Smith said team owners approached municipal leaders about constructing a new ice rink at the vacant Reed-Chatwood industrial site south of downtown, which the council purchased two years ago for $775,000.
We came up with a concept that originally would have kept us in the downtown area, he was quoted by the local daily. We floated the idea and talked to several people, and that never got off the ground. When it became clear that option was not going to work, we began to explore other locations with a similar concept.
Smith declined to say if he dealt with Scott, and Scott didnt return telephone calls to Rockford City Hall.
Tri-Vision Sports Co., owned by Smith, McIlroy, Tim McParlan and Tumilowicz, would borrow money to pay for construction. Smith wouldnt give a cost estimate. TriVision owns the IceHogs.
Smith said the park district would lease at no charge 80 acres adjacent to Sportscore II and Indoor Sports Center on Paulson Road in Loves Park. In return, the park district would receive half of the arenas earnings.
The 7,200-seat ice arena would come first, but concept drawings Smith released Thursday also call for development of hotels, a small convention center, possible YMCA satellite and a public school.
Executive Director Webbs Norman said the park district has taken a cautious approach so far. Norman said he has discussed the proposal with Smith in the interest of exploring creative ways to increase park revenue after the failure in April of a referendum to raise property taxes. But Norman said he doesnt want people to think the park district is out to destroy downtown, so he asked Smith to exhaust options with the MetroCentre before park officials become more involved.

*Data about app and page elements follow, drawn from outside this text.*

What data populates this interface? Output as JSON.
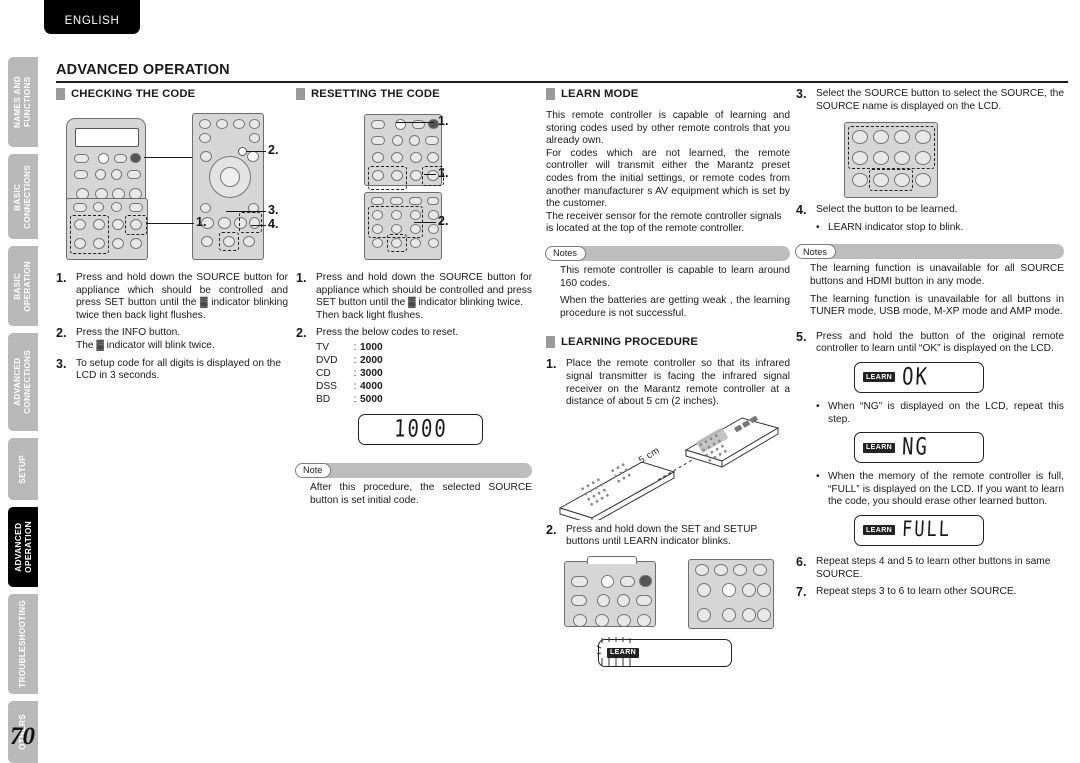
{
  "language_tab": "ENGLISH",
  "page_number": "70",
  "header": {
    "title": "ADVANCED OPERATION"
  },
  "sidebar": {
    "items": [
      {
        "label": "NAMES AND\nFUNCTIONS",
        "active": false
      },
      {
        "label": "BASIC\nCONNECTIONS",
        "active": false
      },
      {
        "label": "BASIC\nOPERATION",
        "active": false
      },
      {
        "label": "ADVANCED\nCONNECTIONS",
        "active": false
      },
      {
        "label": "SETUP",
        "active": false
      },
      {
        "label": "ADVANCED\nOPERATION",
        "active": true
      },
      {
        "label": "TROUBLESHOOTING",
        "active": false
      },
      {
        "label": "OTHERS",
        "active": false
      }
    ]
  },
  "col1": {
    "heading": "CHECKING THE CODE",
    "callouts": [
      "1.",
      "2.",
      "1.",
      "3.",
      "4."
    ],
    "steps": [
      {
        "num": "1.",
        "text": "Press and hold down the SOURCE button for appliance which should be controlled and press SET button until the ▓ indicator blinking twice then back light flushes."
      },
      {
        "num": "2.",
        "text": "Press the INFO button.\nThe ▓ indicator will blink twice."
      },
      {
        "num": "3.",
        "text": "To setup code for all digits is displayed on the LCD in 3 seconds."
      }
    ]
  },
  "col2": {
    "heading": "RESETTING THE CODE",
    "callouts": [
      "1.",
      "1.",
      "2."
    ],
    "steps": [
      {
        "num": "1.",
        "text": "Press and hold down the SOURCE button for appliance which should be controlled and press SET button until the ▓ indicator blinking twice.\nThen back light flushes."
      },
      {
        "num": "2.",
        "text": "Press the below codes to reset."
      }
    ],
    "codes": [
      {
        "key": "TV",
        "sep": ":",
        "value": "1000"
      },
      {
        "key": "DVD",
        "sep": ":",
        "value": "2000"
      },
      {
        "key": "CD",
        "sep": ":",
        "value": "3000"
      },
      {
        "key": "DSS",
        "sep": ":",
        "value": "4000"
      },
      {
        "key": "BD",
        "sep": ":",
        "value": "5000"
      }
    ],
    "lcd_value": "1000",
    "note": {
      "label": "Note",
      "lines": [
        "After this procedure, the selected SOURCE button is set initial code."
      ]
    }
  },
  "col3": {
    "heading_learn": "LEARN MODE",
    "intro_paragraphs": [
      "This remote controller is capable of learning and storing codes used by other remote controls that you already own.",
      "For codes which are not learned, the remote controller will transmit either the Marantz preset codes from the initial settings, or remote codes from another manufacturer s AV equipment which is set by the customer.",
      "The receiver sensor for the remote controller signals is located at the top of the remote controller."
    ],
    "notes": {
      "label": "Notes",
      "lines": [
        "This remote controller is capable to learn around 160 codes.",
        "When the batteries are getting weak , the learning procedure is not successful."
      ]
    },
    "heading_procedure": "LEARNING PROCEDURE",
    "step1": {
      "num": "1.",
      "text": "Place the remote controller so that its infrared signal transmitter is facing the infrared signal receiver on the Marantz remote controller at a distance of about 5 cm (2 inches)."
    },
    "diagram_distance_label": "5 cm",
    "step2": {
      "num": "2.",
      "text": "Press and hold down the SET and SETUP buttons until LEARN indicator blinks."
    },
    "lcd_learn_badge": "LEARN"
  },
  "col4": {
    "step3": {
      "num": "3.",
      "text": "Select the SOURCE button to select the SOURCE, the SOURCE name is displayed on the LCD."
    },
    "step4": {
      "num": "4.",
      "text": "Select the button to be learned.",
      "bullet": "LEARN indicator stop to blink."
    },
    "notes": {
      "label": "Notes",
      "lines": [
        "The learning function is unavailable for all SOURCE buttons and HDMI button in any mode.",
        "The learning function is unavailable for all buttons in TUNER mode, USB mode, M-XP mode and AMP mode."
      ]
    },
    "step5": {
      "num": "5.",
      "text": "Press and hold the button of the original remote controller to learn until “OK” is displayed on the LCD.",
      "lcd_ok": "OK",
      "bullet_ng": "When “NG” is displayed on the LCD, repeat this step.",
      "lcd_ng": "NG",
      "bullet_full": "When the memory of the remote controller is full, “FULL” is displayed on the LCD. If you want to learn the code, you should erase other learned button.",
      "lcd_full": "FULL"
    },
    "step6": {
      "num": "6.",
      "text": "Repeat steps 4 and 5 to learn other buttons in same SOURCE."
    },
    "step7": {
      "num": "7.",
      "text": "Repeat steps 3 to 6 to learn other SOURCE."
    },
    "lcd_learn_badge": "LEARN"
  },
  "colors": {
    "tab_inactive": "#b9b9b9",
    "tab_active": "#000000",
    "note_bar": "#bdbdbd",
    "section_square": "#9a9a9a",
    "remote_body": "#d6d6d6"
  }
}
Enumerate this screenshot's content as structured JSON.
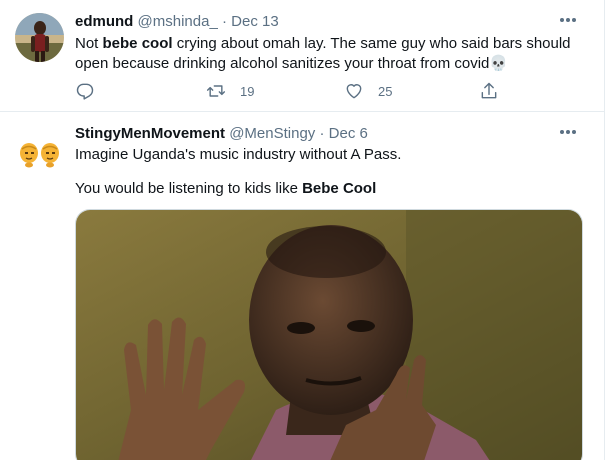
{
  "tweets": [
    {
      "name": "edmund",
      "handle": "@mshinda_",
      "separator": "·",
      "date": "Dec 13",
      "text_pre": "Not ",
      "text_bold": "bebe cool",
      "text_post": " crying about omah lay. The same guy who said bars should open because  drinking alcohol sanitizes your throat from covid💀",
      "retweets": "19",
      "likes": "25",
      "icons": {
        "reply": "reply-icon",
        "retweet": "retweet-icon",
        "like": "heart-icon",
        "share": "share-icon",
        "more": "more-icon"
      }
    },
    {
      "name": "StingyMenMovement",
      "handle": "@MenStingy",
      "separator": "·",
      "date": "Dec 6",
      "line1": "Imagine Uganda's music industry without A Pass.",
      "line2_pre": "You would be listening to kids like ",
      "line2_bold": "Bebe Cool",
      "more": "more-icon"
    }
  ],
  "colors": {
    "text": "#0f1419",
    "secondary": "#5b7083",
    "border": "#e6ecf0"
  }
}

Essentially, what I said is that before we would bring the issue to our park board table, wed require they have open and public discussions with the MetroCentre, he was quoted by the local daily. Weve not been involved in nurturing any part of this.
Marinelli Field on Rockfords south side is owned by the tax-supported park district.
The new RiverHawk baseball stadium project requires Loves Park to issue bonds, but Mayor Darryl Lindberg said the City with a Heart has no plans to help finance the IceHogs venture, reported the local daily.
I dont know what the discussions with the MetroCentre are, he said. But if there was a new facility, wed love to have them. I certainly dont want to see them leave the Rockford area.
MetroCentre officials noted the facility has spent $1.4 million on improvements for the IceHogs, including a new playing surface. When Smiths group purchased the team in 2002, the MetroCentre made $100,000 in fee concessions to help pull the deal together.
Neither WTVO nor the local daily talked about the current financial arrangements for the IceHogs at the MetroCentre or the RiverHawks at Marinelli. Do they pay rent? Whats the concession deal? If at all, how much are they subsidized by taxpayers each season?
The Rockford Lightning, the other regular MetroCentre tenant, this year is playing some home games at the new NIU Convocation Center in DeKalb because of scheduling programs at the MetroCentre. Whats their MetroCentre deal?
And why do city-owned properties in the downtown area (like the old Ingersoll Building and Reed-Chatwood industrial site) just languish when they could be improved as exhibition halls to free up more dates at the MetroCentre?